"Le fleurdelisé a 60 ans" proclaimed identically both Le Devoir and La Presse yesterday.
Well, not quite. The fleur-de-lis (flower of the lily) is actually thousands of years old, adopted as an emblem by some early civilizations. But it is most notably associated worldwide with pre-revolutionary France - and for us, with Quebec. The fleurdelisé was indeed adopted on Jan. 21, 1948, by Maurice Duplessis's government to "replace the Union Jack."
But over the years, the blue-and-white flag - the Parti Québécois's chosen colours in 1967 were no coincidence - has become an exclusionary symbol, appropriated by sovereignists as a sanctified emblem of the nationalist cause to the exclusion of federalist Quebecers.
It's time to reclaim our flag.
Duplessis's move certainly had a generous backhand dose of "take that, anglos" to it. But it was a legitimate way of redressing a perceived historical injustice, not meant to divide Quebecers between "us" and "them." Flying the maple leaf at a St. Jean Baptiste parade, for instance, is "an outrage and a provocation." Yet fleurdelisés abound - and are welcome - at Canada Day parades.
Those in Quebec who fly both the Maple Leaf and the fleur-de-lis alongside each other have it just right.
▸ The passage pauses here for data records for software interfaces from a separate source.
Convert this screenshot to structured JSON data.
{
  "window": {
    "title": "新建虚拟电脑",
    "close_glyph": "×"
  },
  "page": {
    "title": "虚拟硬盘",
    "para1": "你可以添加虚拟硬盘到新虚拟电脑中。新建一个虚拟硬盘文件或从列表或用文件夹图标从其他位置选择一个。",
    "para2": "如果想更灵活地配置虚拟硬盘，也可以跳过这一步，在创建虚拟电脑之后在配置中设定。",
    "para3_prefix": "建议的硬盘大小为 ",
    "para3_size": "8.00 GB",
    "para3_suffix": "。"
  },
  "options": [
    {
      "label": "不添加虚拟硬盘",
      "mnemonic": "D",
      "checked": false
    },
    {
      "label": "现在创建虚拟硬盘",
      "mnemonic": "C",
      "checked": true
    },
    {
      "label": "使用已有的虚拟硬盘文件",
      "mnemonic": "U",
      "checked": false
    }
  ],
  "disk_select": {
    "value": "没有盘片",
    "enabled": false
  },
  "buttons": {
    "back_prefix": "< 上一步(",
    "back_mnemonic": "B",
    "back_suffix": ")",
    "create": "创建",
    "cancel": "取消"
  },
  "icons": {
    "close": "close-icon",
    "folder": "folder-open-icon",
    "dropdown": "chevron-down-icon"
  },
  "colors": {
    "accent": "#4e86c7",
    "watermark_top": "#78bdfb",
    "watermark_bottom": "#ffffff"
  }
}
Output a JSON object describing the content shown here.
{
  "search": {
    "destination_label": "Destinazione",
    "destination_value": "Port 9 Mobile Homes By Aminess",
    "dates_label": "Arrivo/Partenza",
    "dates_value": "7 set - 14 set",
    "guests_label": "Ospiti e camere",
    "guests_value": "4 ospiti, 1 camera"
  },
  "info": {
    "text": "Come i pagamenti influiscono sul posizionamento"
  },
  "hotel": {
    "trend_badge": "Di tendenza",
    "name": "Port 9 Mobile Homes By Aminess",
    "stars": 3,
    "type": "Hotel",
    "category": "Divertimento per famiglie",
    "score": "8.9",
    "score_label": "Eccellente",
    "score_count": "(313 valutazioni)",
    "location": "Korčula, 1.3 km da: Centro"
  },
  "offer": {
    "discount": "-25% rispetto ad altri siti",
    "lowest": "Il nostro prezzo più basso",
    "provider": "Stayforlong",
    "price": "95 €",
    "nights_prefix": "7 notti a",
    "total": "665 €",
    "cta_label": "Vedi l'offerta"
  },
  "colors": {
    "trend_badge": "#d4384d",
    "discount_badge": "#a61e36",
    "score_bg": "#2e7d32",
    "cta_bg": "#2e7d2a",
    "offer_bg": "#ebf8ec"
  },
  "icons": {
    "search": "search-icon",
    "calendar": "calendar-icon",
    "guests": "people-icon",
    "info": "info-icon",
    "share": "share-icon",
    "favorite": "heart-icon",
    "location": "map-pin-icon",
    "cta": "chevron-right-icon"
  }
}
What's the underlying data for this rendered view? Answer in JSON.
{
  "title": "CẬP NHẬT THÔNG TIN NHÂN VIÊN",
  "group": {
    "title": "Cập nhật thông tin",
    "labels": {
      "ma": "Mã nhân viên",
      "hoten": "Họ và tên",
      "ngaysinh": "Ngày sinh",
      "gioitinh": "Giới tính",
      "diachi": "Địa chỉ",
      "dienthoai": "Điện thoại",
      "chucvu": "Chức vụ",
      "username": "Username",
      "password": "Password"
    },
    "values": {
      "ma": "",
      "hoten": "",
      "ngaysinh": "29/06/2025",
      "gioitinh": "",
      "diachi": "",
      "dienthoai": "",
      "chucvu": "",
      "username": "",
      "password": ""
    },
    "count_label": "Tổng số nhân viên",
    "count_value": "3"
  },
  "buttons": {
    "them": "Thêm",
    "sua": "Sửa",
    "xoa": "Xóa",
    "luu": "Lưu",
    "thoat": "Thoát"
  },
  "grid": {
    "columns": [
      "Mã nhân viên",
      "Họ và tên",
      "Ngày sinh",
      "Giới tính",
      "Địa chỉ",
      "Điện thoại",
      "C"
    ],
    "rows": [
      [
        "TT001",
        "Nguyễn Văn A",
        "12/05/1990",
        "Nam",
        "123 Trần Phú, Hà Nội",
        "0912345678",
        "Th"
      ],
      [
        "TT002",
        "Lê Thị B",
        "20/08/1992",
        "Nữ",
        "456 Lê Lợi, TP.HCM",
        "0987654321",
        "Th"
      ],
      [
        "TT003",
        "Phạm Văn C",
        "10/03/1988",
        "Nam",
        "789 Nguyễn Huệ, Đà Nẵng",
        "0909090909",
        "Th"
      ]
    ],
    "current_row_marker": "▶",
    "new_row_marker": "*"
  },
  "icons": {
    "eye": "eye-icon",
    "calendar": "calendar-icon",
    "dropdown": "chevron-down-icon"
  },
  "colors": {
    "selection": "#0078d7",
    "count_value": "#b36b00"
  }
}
A flag should be an inclusive symbol above partisan bickering, free of the politics of the moment.
So happy 60th to Quebec's fleur-de-lis. But let it include all of us.